Yen says ProtonVPN has let its premium subscribers in Russia, who paid for plans starting at $4 per month, keep their subscriptions free of charge.
“We are definitely not collecting any payments from users in Russia, and I don’t expect that we’ll be able to. But that’s obviously not the point,” says Yen. “Our mission is to make our VPNs available anywhere in the world, to anybody that needs it, whether they can pay or not.”
Another challenge for VPN firms is that Russia’s internet regulator has blocked 36,000 websites linking to VPN services in the last month, making it harder for users to find VPNs. Sak says that the blocks pose a “hinderance” but have not been “critical” so far, since Russia has only blocked sites linking to VPNs and not the actual VPNs.
Since 2019, Russia has banned over a dozen VPNs from operating in the country, and Russia says that only VPNs that comply with its censorship demands can legally operate there. VPN companies that are not banned in Russia do not want Russian authorities to target them, but say existing bans do not prevent people from using VPNs. “The scope of VPN bans are usually that they will filter the website, so you can’t get on the website with the VPN provider… But you don’t actually need to go on our website to start using our service,” says Sak.
The Iron Firewall
VPN firms expect demand for their services to increase further as Russia’s government continues to restrict internet activity in the country.
“I think a closed internet ecosystem is where Russia is heading,” says Yen.
Russia has been preparing to seal itself off digitally from the rest of the world for years. In 2019, Putin signed the Sovereign Internet Law, which prompted the Kremlin to build its own version of the internet that would operate separately from the rest of the global web. Last year, the Russian government carried out tests of its ‘Runet’ to see if it could function if Russia became completely disconnected from the rest of the internet. But the tests proved Russia still needed the wider web for internet access.

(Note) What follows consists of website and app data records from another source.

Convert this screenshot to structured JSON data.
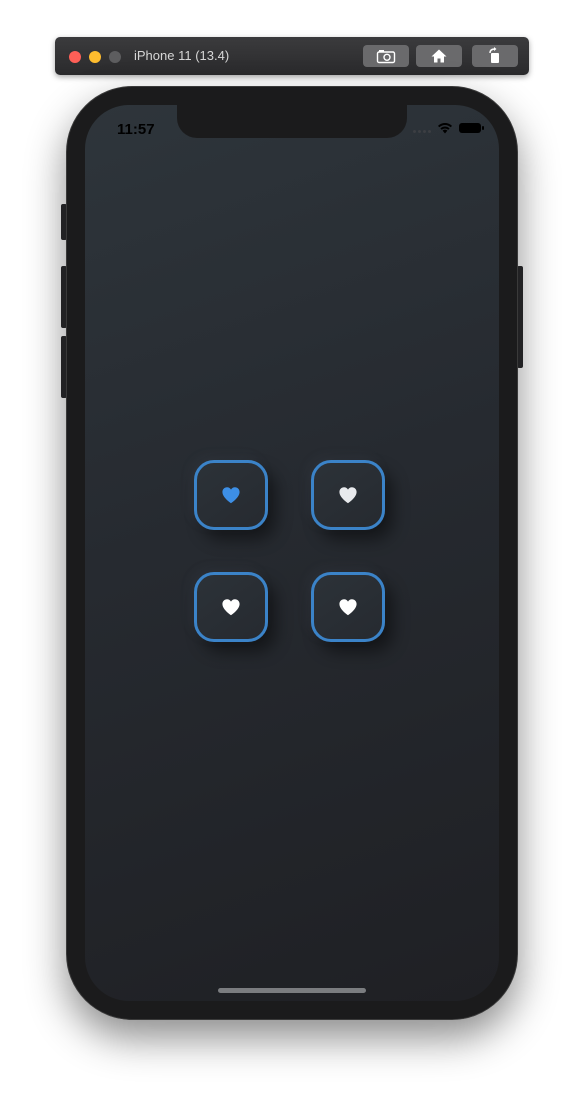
{
  "simulator": {
    "title": "iPhone 11 (13.4)",
    "buttons": {
      "screenshot_icon": "camera-icon",
      "home_icon": "home-icon",
      "rotate_icon": "rotate-icon"
    }
  },
  "status_bar": {
    "time": "11:57",
    "icons": [
      "signal-icon",
      "wifi-icon",
      "battery-icon"
    ]
  },
  "heart_buttons": [
    {
      "icon": "heart-icon",
      "selected": true,
      "heart_color": "#3d8fe6"
    },
    {
      "icon": "heart-icon",
      "selected": false,
      "heart_color": "#e8eaed"
    },
    {
      "icon": "heart-icon",
      "selected": false,
      "heart_color": "#ffffff"
    },
    {
      "icon": "heart-icon",
      "selected": false,
      "heart_color": "#ffffff"
    }
  ],
  "colors": {
    "accent_border": "#3b83c8",
    "background_top": "#2e353b",
    "background_bottom": "#1f2024",
    "selected_heart": "#3d8fe6",
    "unselected_heart": "#ffffff"
  }
}
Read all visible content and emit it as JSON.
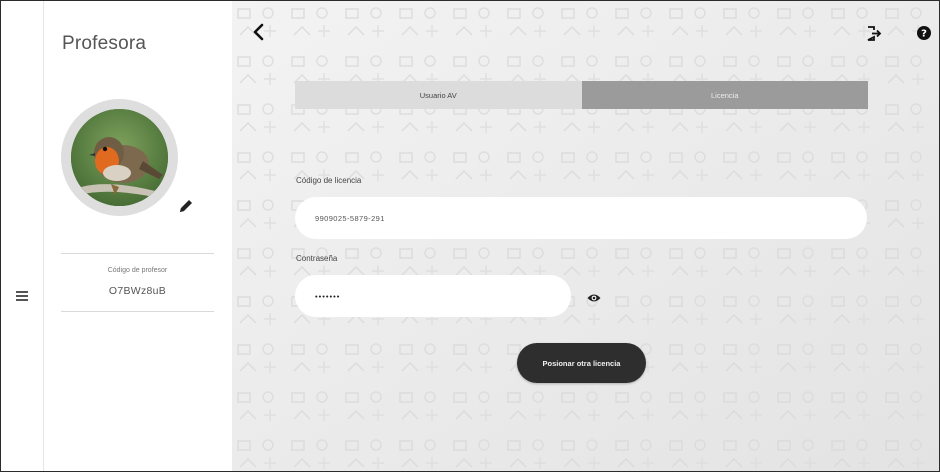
{
  "sidebar": {
    "title": "Profesora",
    "code_label": "Código de profesor",
    "code_value": "O7BWz8uB",
    "menu_icon": "hamburger-menu-icon",
    "edit_icon": "pencil-icon",
    "avatar_alt": "robin-bird-avatar"
  },
  "header": {
    "back_icon": "chevron-left-icon",
    "logout_icon": "logout-icon",
    "help_icon": "help-circle-icon"
  },
  "tabs": [
    {
      "label": "Usuario AV",
      "active": false
    },
    {
      "label": "Licencia",
      "active": true
    }
  ],
  "form": {
    "license_label": "Código de licencia",
    "license_value": "9909025-5879-291",
    "password_label": "Contraseña",
    "password_value": "•••••••",
    "visibility_icon": "eye-icon",
    "submit_label": "Posionar otra licencia"
  },
  "colors": {
    "main_background": "#ebebeb",
    "active_tab": "#9b9b9b",
    "inactive_tab": "#dcdcdc",
    "button": "#2e2e2e"
  }
}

“While the network failed its testings in 2021, there is a high chance that by now it should be ready,” says Daniel Markuson, a digital privacy expert at NordVPN.
VPN companies point to China’s ‘Great Firewall’ as a model for the potential future of Russia’s internet. China’s government has blocked social media platforms like Facebook, Twitter, and Youtube and news sites like the New York Times for over a decade. China also constantly monitors Chinese platforms such as Twitter-like Weibo and messaging app WeChat for politically sensitive posts, removing some posts within seconds of publication.
Russian authorities may want to create a ‘firewall’ of their own, but they may not be able to match China’s control. Unlike Chinese internet users, Russians have grown accustomed to accessing Western social media platforms and news sites for years, making it less likely that ordinary citizens will tolerate the state’s effort to narrow the range of online platforms available to them.
“In China, they started the censorship process before most people got online… but in Russia they are already well connected to the rest of the internet,” says Yen. “The genie is out of the bottle.”